Each entry must be given again exactly; images do not belong in the copy.

**** DATA TO USE

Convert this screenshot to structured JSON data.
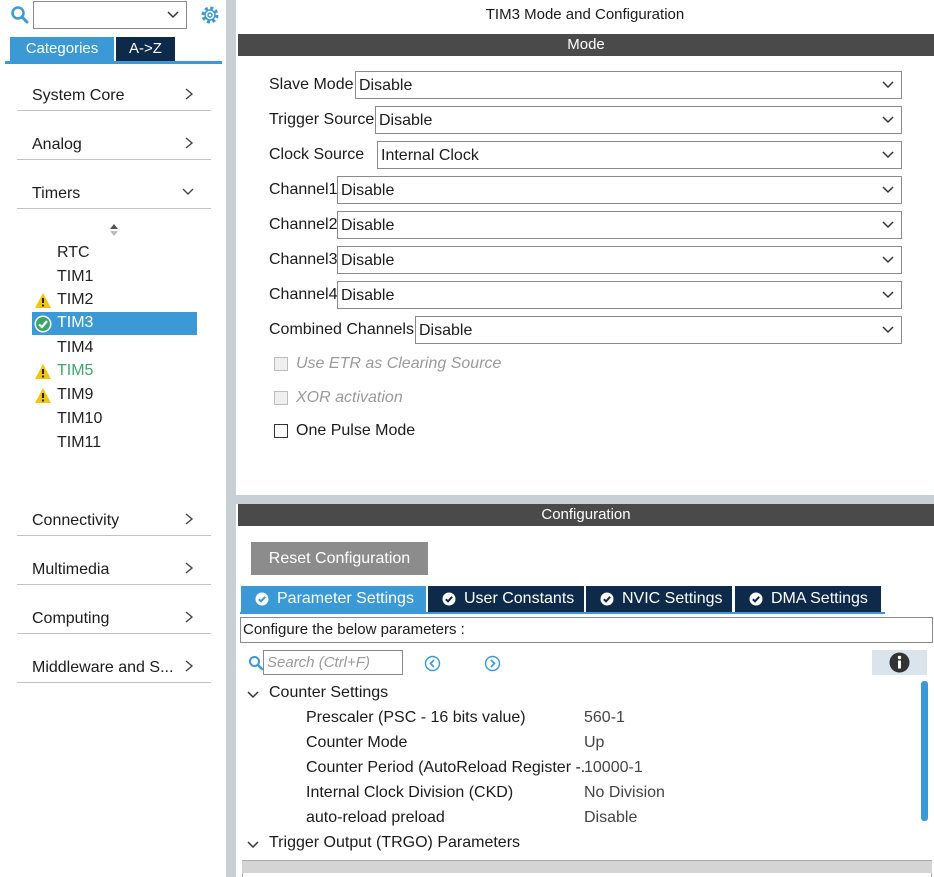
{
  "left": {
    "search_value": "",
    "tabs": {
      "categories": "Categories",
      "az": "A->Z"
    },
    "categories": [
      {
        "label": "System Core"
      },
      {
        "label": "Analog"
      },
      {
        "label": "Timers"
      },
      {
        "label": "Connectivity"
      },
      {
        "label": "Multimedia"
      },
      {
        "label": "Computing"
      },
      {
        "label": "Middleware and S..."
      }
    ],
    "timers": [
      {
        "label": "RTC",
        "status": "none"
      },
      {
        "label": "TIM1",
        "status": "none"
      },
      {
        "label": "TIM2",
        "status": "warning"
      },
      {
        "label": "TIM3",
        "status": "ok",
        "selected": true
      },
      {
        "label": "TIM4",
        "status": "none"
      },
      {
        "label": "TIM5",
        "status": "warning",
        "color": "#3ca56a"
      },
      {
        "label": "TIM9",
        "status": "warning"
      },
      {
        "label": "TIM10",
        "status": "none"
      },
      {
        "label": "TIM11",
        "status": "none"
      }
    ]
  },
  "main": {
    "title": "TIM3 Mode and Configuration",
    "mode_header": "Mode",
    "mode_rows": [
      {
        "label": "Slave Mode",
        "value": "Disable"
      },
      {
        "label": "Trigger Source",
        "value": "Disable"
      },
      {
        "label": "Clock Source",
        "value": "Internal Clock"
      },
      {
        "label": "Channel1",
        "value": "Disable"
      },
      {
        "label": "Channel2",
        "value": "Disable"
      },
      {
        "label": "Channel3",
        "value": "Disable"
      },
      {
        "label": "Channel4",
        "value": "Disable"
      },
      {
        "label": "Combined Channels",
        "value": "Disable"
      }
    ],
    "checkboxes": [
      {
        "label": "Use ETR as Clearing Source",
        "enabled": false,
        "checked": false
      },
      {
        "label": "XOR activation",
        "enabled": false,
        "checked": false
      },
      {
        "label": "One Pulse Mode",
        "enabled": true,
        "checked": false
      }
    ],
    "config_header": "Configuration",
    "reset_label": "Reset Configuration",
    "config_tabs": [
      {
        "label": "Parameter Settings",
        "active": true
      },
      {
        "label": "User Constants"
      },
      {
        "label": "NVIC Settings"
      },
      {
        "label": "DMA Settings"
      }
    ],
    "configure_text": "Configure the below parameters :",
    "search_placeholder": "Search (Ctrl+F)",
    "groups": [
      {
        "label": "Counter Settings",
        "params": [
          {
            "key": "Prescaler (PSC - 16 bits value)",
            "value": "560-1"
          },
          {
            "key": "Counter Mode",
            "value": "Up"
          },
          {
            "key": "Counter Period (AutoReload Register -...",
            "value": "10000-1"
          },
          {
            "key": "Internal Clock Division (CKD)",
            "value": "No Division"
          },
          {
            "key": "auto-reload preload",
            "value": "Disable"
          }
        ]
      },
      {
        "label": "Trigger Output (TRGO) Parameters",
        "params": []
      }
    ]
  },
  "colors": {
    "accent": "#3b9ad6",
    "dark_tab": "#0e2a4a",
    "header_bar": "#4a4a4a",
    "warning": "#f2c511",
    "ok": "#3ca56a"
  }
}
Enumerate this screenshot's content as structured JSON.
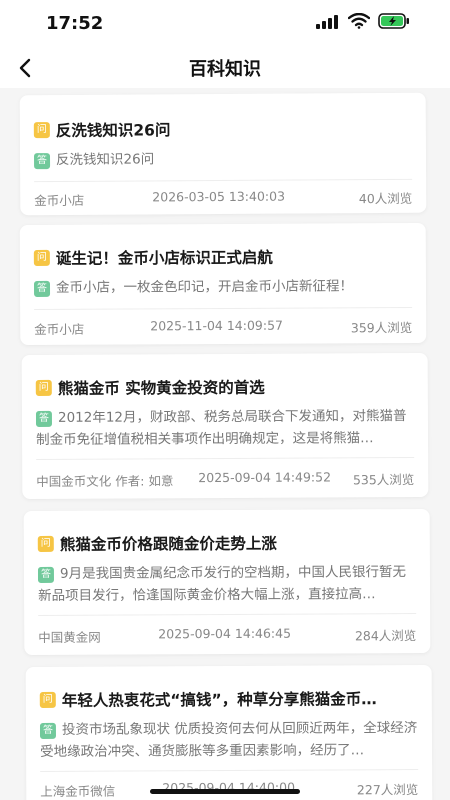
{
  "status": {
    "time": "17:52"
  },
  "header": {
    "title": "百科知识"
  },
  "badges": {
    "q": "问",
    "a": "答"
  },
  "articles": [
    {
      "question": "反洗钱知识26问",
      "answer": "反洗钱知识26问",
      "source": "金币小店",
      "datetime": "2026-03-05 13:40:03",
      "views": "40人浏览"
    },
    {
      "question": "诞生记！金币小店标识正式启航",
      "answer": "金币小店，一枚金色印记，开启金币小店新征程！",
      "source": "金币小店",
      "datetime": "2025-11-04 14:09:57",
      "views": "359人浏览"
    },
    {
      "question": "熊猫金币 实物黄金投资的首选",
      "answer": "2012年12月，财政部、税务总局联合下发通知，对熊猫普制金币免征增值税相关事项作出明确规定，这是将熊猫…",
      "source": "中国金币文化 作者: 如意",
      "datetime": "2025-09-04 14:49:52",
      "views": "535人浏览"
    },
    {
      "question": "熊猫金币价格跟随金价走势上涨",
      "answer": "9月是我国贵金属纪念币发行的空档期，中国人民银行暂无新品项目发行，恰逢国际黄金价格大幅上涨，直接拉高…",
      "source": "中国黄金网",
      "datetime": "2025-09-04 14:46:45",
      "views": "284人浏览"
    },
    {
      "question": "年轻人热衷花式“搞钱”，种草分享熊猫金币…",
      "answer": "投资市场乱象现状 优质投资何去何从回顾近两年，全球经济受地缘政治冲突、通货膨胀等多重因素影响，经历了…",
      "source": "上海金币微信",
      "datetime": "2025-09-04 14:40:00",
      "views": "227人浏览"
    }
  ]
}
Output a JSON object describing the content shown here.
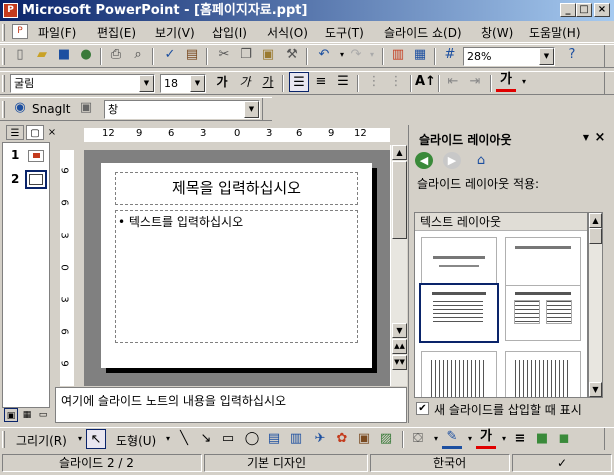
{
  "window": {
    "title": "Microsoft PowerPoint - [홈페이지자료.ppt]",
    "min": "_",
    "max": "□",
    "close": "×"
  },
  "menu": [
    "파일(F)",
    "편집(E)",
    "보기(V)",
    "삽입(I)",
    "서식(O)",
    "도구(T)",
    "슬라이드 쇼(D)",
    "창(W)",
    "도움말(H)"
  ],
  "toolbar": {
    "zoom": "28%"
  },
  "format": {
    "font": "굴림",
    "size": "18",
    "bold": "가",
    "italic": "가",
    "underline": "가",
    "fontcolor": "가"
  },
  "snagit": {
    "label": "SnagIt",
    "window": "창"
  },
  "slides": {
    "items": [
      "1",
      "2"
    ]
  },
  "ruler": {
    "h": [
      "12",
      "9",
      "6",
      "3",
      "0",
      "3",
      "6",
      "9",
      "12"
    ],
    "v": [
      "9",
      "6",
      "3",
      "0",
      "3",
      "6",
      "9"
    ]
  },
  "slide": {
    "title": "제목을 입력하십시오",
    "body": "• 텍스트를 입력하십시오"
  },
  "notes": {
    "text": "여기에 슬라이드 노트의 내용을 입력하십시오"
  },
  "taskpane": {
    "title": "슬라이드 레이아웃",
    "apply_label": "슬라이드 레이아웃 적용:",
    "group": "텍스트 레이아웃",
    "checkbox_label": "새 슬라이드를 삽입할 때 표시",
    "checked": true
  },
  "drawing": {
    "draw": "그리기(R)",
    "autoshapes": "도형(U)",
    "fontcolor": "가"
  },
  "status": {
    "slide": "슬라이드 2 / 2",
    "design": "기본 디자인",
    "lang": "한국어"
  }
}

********

§ **ANSWER SECTION**
Convert this screenshot to structured JSON data.
{
  "left": {
    "search_value": "",
    "tabs": {
      "categories": "Categories",
      "az": "A->Z"
    },
    "categories": [
      {
        "label": "System Core"
      },
      {
        "label": "Analog"
      },
      {
        "label": "Timers"
      },
      {
        "label": "Connectivity"
      },
      {
        "label": "Multimedia"
      },
      {
        "label": "Computing"
      },
      {
        "label": "Middleware and S..."
      }
    ],
    "timers": [
      {
        "label": "RTC",
        "status": "none"
      },
      {
        "label": "TIM1",
        "status": "none"
      },
      {
        "label": "TIM2",
        "status": "warning"
      },
      {
        "label": "TIM3",
        "status": "ok",
        "selected": true
      },
      {
        "label": "TIM4",
        "status": "none"
      },
      {
        "label": "TIM5",
        "status": "warning",
        "color": "#3ca56a"
      },
      {
        "label": "TIM9",
        "status": "warning"
      },
      {
        "label": "TIM10",
        "status": "none"
      },
      {
        "label": "TIM11",
        "status": "none"
      }
    ]
  },
  "main": {
    "title": "TIM3 Mode and Configuration",
    "mode_header": "Mode",
    "mode_rows": [
      {
        "label": "Slave Mode",
        "value": "Disable"
      },
      {
        "label": "Trigger Source",
        "value": "Disable"
      },
      {
        "label": "Clock Source",
        "value": "Internal Clock"
      },
      {
        "label": "Channel1",
        "value": "Disable"
      },
      {
        "label": "Channel2",
        "value": "Disable"
      },
      {
        "label": "Channel3",
        "value": "Disable"
      },
      {
        "label": "Channel4",
        "value": "Disable"
      },
      {
        "label": "Combined Channels",
        "value": "Disable"
      }
    ],
    "checkboxes": [
      {
        "label": "Use ETR as Clearing Source",
        "enabled": false,
        "checked": false
      },
      {
        "label": "XOR activation",
        "enabled": false,
        "checked": false
      },
      {
        "label": "One Pulse Mode",
        "enabled": true,
        "checked": false
      }
    ],
    "config_header": "Configuration",
    "reset_label": "Reset Configuration",
    "config_tabs": [
      {
        "label": "Parameter Settings",
        "active": true
      },
      {
        "label": "User Constants"
      },
      {
        "label": "NVIC Settings"
      },
      {
        "label": "DMA Settings"
      }
    ],
    "configure_text": "Configure the below parameters :",
    "search_placeholder": "Search (Ctrl+F)",
    "groups": [
      {
        "label": "Counter Settings",
        "params": [
          {
            "key": "Prescaler (PSC - 16 bits value)",
            "value": "560-1"
          },
          {
            "key": "Counter Mode",
            "value": "Up"
          },
          {
            "key": "Counter Period (AutoReload Register -...",
            "value": "10000-1"
          },
          {
            "key": "Internal Clock Division (CKD)",
            "value": "No Division"
          },
          {
            "key": "auto-reload preload",
            "value": "Disable"
          }
        ]
      },
      {
        "label": "Trigger Output (TRGO) Parameters",
        "params": []
      }
    ]
  },
  "colors": {
    "accent": "#3b9ad6",
    "dark_tab": "#0e2a4a",
    "header_bar": "#4a4a4a",
    "warning": "#f2c511",
    "ok": "#3ca56a"
  }
}
Enumerate this screenshot's content as structured JSON.
{
  "status": {
    "time": "17:52"
  },
  "header": {
    "title": "百科知识"
  },
  "badges": {
    "q": "问",
    "a": "答"
  },
  "articles": [
    {
      "question": "反洗钱知识26问",
      "answer": "反洗钱知识26问",
      "source": "金币小店",
      "datetime": "2026-03-05 13:40:03",
      "views": "40人浏览"
    },
    {
      "question": "诞生记！金币小店标识正式启航",
      "answer": "金币小店，一枚金色印记，开启金币小店新征程！",
      "source": "金币小店",
      "datetime": "2025-11-04 14:09:57",
      "views": "359人浏览"
    },
    {
      "question": "熊猫金币 实物黄金投资的首选",
      "answer": "2012年12月，财政部、税务总局联合下发通知，对熊猫普制金币免征增值税相关事项作出明确规定，这是将熊猫…",
      "source": "中国金币文化 作者: 如意",
      "datetime": "2025-09-04 14:49:52",
      "views": "535人浏览"
    },
    {
      "question": "熊猫金币价格跟随金价走势上涨",
      "answer": "9月是我国贵金属纪念币发行的空档期，中国人民银行暂无新品项目发行，恰逢国际黄金价格大幅上涨，直接拉高…",
      "source": "中国黄金网",
      "datetime": "2025-09-04 14:46:45",
      "views": "284人浏览"
    },
    {
      "question": "年轻人热衷花式“搞钱”，种草分享熊猫金币…",
      "answer": "投资市场乱象现状 优质投资何去何从回顾近两年，全球经济受地缘政治冲突、通货膨胀等多重因素影响，经历了…",
      "source": "上海金币微信",
      "datetime": "2025-09-04 14:40:00",
      "views": "227人浏览"
    }
  ]
}
Output a JSON object describing the content shown here.
{
  "window": {
    "title": "Microsoft PowerPoint - [홈페이지자료.ppt]",
    "min": "_",
    "max": "□",
    "close": "×"
  },
  "menu": [
    "파일(F)",
    "편집(E)",
    "보기(V)",
    "삽입(I)",
    "서식(O)",
    "도구(T)",
    "슬라이드 쇼(D)",
    "창(W)",
    "도움말(H)"
  ],
  "toolbar": {
    "zoom": "28%"
  },
  "format": {
    "font": "굴림",
    "size": "18",
    "bold": "가",
    "italic": "가",
    "underline": "가",
    "fontcolor": "가"
  },
  "snagit": {
    "label": "SnagIt",
    "window": "창"
  },
  "slides": {
    "items": [
      "1",
      "2"
    ]
  },
  "ruler": {
    "h": [
      "12",
      "9",
      "6",
      "3",
      "0",
      "3",
      "6",
      "9",
      "12"
    ],
    "v": [
      "9",
      "6",
      "3",
      "0",
      "3",
      "6",
      "9"
    ]
  },
  "slide": {
    "title": "제목을 입력하십시오",
    "body": "• 텍스트를 입력하십시오"
  },
  "notes": {
    "text": "여기에 슬라이드 노트의 내용을 입력하십시오"
  },
  "taskpane": {
    "title": "슬라이드 레이아웃",
    "apply_label": "슬라이드 레이아웃 적용:",
    "group": "텍스트 레이아웃",
    "checkbox_label": "새 슬라이드를 삽입할 때 표시",
    "checked": true
  },
  "drawing": {
    "draw": "그리기(R)",
    "autoshapes": "도형(U)",
    "fontcolor": "가"
  },
  "status": {
    "slide": "슬라이드 2 / 2",
    "design": "기본 디자인",
    "lang": "한국어"
  }
}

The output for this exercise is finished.